The Promise of Stem Cells
Stem cells are simple cells that, once engineered in the body, turn into blood, bone and tissue cells. Stem cells can be harvested from one part of the body and moved to another diseased part to regenerate healthy cells. Most stem cells are safely taken from the bodies of adults and redistributed. A more controversial practice removes stem cells from human embryos. This procedure has not won legal cases on a broad-based scale and is no longer considered viable by a significant portion of the medical community.
Most Procedures Not Covered

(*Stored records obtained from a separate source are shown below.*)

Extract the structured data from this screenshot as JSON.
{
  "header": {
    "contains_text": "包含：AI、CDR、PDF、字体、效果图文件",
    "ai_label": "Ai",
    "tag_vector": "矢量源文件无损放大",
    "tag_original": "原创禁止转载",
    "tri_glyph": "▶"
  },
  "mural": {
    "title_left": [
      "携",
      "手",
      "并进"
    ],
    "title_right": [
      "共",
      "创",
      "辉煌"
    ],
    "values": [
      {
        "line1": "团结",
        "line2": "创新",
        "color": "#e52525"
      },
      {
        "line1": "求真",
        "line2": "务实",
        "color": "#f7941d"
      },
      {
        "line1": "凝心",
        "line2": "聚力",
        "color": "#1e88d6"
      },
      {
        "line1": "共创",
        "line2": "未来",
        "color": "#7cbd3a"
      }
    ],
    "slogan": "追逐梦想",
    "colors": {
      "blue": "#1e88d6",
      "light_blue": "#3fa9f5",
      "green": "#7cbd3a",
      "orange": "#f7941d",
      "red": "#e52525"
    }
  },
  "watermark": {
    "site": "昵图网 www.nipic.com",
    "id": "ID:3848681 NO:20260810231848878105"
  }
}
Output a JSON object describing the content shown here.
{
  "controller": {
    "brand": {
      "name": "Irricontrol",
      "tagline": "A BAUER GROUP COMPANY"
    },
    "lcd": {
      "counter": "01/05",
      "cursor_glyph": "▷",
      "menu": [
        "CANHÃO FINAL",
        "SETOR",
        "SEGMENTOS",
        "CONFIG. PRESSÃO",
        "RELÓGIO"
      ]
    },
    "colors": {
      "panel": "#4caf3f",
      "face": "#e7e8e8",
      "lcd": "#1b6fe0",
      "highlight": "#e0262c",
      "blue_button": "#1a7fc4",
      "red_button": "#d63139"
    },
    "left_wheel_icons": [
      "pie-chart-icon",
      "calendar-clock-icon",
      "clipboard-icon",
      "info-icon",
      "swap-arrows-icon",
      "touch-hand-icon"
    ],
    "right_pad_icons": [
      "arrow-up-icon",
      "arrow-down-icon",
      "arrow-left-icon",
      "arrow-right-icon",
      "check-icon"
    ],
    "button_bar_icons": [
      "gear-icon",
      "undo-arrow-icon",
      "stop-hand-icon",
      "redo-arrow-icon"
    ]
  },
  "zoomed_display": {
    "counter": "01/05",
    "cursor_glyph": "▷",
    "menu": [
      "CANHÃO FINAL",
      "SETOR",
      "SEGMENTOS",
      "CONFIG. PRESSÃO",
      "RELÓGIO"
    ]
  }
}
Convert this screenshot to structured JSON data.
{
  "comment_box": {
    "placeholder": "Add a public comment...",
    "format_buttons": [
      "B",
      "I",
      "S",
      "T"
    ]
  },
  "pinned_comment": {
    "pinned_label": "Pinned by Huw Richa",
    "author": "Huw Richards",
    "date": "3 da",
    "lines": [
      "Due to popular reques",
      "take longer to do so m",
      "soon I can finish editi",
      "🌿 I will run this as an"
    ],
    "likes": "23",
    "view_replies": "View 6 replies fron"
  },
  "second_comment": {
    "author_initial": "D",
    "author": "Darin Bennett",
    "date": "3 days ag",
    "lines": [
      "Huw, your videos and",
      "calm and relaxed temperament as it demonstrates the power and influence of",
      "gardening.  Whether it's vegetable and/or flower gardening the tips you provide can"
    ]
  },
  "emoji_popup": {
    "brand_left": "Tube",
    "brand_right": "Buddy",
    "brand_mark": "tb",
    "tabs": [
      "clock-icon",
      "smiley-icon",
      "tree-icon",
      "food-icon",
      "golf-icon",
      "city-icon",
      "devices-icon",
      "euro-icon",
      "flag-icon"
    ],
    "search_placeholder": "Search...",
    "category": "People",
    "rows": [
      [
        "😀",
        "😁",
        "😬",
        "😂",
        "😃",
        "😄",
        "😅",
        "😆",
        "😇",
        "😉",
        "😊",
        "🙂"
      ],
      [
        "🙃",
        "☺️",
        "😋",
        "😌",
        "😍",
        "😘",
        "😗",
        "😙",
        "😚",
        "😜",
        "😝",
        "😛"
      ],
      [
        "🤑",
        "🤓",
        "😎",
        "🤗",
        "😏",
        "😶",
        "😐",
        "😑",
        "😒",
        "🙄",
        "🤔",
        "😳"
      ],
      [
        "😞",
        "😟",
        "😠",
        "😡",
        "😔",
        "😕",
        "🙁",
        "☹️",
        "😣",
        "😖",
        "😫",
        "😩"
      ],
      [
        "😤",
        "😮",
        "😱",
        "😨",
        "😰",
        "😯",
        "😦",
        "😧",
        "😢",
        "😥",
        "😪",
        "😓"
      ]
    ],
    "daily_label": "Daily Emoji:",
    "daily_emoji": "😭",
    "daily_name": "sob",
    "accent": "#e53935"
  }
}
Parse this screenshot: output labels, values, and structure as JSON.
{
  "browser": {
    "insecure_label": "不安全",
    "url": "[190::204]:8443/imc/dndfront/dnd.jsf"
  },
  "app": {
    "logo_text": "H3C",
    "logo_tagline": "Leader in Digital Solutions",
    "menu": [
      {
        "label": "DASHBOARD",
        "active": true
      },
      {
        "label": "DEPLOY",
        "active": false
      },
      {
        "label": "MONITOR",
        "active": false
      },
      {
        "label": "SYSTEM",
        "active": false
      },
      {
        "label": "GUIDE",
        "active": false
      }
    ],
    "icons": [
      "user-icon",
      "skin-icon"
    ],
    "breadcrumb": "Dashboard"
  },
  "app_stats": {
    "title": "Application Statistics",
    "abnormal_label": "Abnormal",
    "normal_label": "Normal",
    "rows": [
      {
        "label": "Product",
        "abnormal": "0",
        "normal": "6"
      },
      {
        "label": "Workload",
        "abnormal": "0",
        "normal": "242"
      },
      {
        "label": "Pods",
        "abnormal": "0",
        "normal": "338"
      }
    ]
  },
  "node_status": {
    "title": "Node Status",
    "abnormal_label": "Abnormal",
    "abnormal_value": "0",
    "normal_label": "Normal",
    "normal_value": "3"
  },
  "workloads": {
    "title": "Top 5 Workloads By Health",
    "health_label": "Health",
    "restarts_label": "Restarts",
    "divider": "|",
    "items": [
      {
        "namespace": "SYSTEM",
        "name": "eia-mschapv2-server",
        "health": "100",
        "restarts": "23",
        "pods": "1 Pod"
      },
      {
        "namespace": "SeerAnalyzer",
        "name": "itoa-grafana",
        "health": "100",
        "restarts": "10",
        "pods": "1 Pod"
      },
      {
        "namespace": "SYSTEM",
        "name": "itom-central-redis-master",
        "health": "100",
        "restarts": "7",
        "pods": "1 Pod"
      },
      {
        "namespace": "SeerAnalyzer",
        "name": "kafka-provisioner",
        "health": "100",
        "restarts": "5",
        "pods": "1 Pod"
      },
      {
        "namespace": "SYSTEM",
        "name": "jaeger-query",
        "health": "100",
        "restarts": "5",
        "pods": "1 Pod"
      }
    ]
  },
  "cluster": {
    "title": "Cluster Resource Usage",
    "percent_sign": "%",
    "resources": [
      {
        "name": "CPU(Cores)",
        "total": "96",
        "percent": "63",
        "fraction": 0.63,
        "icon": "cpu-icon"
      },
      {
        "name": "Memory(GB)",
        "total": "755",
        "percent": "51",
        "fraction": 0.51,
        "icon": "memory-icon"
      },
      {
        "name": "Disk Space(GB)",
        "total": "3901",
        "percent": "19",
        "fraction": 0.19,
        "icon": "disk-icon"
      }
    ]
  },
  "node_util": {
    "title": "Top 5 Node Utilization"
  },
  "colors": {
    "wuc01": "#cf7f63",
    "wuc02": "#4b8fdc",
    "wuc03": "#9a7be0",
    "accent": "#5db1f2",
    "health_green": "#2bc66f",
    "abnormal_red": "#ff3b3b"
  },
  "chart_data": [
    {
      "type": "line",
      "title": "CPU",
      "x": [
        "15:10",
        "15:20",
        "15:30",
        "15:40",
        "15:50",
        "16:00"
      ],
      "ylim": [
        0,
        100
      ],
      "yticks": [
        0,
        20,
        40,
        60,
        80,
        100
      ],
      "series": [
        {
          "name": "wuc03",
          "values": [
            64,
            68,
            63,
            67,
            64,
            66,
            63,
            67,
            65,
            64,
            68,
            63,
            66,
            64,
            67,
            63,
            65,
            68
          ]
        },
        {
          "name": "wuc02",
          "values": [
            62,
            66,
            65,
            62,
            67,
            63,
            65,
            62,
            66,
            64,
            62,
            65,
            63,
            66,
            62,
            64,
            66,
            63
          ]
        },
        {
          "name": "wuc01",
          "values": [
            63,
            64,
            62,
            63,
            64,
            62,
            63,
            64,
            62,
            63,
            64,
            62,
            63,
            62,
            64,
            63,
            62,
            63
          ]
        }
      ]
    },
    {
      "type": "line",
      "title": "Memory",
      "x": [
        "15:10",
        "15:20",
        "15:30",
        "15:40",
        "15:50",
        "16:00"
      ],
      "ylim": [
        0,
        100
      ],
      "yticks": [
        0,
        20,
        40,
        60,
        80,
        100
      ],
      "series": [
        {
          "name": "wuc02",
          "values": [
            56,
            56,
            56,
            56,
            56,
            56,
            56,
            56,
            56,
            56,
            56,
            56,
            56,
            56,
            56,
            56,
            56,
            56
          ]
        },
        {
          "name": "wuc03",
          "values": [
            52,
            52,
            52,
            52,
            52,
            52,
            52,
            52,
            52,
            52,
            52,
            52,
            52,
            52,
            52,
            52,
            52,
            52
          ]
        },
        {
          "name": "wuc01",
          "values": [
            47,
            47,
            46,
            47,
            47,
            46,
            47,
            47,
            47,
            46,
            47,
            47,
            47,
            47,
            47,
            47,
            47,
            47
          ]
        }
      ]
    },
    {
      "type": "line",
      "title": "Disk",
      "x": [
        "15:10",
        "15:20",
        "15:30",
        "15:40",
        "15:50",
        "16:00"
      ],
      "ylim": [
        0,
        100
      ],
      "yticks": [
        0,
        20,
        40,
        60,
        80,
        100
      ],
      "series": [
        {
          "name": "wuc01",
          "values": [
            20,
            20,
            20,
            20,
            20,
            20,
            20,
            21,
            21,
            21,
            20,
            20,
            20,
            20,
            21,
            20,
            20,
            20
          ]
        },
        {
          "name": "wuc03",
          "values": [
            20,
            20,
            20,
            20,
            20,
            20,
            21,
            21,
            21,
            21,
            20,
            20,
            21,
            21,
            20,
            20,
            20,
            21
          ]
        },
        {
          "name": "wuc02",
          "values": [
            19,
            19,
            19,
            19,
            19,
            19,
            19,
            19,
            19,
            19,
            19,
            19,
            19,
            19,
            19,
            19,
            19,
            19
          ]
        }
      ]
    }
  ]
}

Most stem cell procedures are not covered by health insurance plans. If a procedure is not approved by the Food and Drug Administration, chances are significant that health insurance plans won't cover the procedure. Some stem cell procedures for certain conditions in which blood has been obtained from umbilical cords have been approved and may be covered by insurance. Bone marrow transfers for diseases including sickle cell anemia are procedures that have been approved for decades by the FDA.
Because so few stem cell procedures have been approved in the United States, patients travel to other countries in search of healing through alternative therapies. The FDA advises against trying these therapies, which often are not sufficiently clinically tested. Many of these therapies are conducted at unlicensed treatment facilities. Patients need to consult their regular doctors and specialists who are familiar with their cases before trying any alternative treatment therapies.
Try for Preapproval
The best course of action for any consumer who is considering a stem cell procedure is to contact his health insurance provider before any formal treatments are conducted to ask for preapproval of insurance coverage. A patient's medical history, the health provider's legal position and the exact nature of the stem cell procedure need to be examined before a coverage determination is made. Each case is unique, so each patient should submit an application for preapproval.
Brian Stankich began working in banking and insurance after obtaining a Bachelor of Science in economics from Purdue University. He later directed an international NGO in southern Europe and has certifications in skills and development training and coaching.